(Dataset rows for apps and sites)

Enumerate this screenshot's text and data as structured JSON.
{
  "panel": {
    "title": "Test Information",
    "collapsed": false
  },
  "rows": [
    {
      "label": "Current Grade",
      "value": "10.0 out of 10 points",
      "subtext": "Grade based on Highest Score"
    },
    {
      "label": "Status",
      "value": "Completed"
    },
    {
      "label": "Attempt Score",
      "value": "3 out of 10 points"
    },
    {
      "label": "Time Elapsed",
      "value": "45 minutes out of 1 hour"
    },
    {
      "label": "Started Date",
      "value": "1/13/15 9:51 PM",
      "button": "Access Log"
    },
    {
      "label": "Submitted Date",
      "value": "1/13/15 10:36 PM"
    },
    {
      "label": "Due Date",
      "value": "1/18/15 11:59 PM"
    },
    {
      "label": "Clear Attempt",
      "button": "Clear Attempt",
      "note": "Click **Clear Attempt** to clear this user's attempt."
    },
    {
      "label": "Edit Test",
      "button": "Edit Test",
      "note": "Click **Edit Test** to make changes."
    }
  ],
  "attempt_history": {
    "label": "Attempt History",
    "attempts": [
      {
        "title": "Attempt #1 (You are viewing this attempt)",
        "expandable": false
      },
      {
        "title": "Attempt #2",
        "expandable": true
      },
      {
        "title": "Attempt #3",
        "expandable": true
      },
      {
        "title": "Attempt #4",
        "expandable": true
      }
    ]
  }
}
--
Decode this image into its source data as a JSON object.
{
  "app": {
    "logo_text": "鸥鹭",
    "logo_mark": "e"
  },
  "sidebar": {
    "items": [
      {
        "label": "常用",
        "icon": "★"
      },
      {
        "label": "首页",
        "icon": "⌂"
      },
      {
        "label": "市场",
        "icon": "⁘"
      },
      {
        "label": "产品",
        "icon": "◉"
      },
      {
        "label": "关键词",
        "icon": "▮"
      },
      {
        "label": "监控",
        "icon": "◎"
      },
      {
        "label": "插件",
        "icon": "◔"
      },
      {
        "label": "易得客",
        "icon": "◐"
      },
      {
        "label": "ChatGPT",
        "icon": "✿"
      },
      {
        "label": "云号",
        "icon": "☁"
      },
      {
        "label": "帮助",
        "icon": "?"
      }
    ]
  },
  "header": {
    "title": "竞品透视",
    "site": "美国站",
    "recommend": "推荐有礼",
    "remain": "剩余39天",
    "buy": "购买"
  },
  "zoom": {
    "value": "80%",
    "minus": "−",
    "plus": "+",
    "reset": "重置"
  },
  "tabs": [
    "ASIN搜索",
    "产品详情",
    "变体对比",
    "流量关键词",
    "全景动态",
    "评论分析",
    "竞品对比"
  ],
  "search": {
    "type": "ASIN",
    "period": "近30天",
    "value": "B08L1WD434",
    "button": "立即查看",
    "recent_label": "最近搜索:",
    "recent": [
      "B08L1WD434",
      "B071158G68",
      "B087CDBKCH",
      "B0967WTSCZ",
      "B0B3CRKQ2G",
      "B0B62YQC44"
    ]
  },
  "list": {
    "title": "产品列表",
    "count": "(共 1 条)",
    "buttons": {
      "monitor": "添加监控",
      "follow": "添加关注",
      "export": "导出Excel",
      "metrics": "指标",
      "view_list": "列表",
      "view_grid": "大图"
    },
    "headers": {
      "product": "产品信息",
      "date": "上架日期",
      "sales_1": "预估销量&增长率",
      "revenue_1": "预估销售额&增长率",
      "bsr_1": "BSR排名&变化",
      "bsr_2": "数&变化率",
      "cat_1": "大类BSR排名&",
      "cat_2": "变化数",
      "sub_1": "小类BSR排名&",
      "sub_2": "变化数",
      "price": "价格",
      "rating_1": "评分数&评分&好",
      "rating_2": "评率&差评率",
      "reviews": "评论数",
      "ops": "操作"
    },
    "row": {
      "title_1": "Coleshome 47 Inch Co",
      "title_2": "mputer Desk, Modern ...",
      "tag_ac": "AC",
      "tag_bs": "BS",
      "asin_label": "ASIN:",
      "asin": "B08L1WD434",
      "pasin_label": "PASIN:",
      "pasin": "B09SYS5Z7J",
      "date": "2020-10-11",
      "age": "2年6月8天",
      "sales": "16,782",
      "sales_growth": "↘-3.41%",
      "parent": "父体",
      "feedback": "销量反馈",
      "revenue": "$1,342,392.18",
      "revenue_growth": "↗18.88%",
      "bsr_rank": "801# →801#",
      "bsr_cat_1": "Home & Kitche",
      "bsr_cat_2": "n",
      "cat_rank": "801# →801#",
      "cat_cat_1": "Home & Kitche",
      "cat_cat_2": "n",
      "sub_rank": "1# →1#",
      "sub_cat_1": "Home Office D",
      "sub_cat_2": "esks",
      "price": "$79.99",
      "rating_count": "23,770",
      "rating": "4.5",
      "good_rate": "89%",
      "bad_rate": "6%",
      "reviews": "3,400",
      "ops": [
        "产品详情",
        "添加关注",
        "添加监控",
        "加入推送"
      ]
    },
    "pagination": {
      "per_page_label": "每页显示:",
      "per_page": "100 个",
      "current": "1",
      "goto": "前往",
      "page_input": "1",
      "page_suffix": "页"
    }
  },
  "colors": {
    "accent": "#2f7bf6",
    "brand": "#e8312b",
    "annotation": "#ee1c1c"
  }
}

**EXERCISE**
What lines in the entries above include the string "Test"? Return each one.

**EXPECTED ANSWER**
    "title": "Test Information",
      "label": "Edit Test",
      "button": "Edit Test",
      "note": "Click **Edit Test** to make changes."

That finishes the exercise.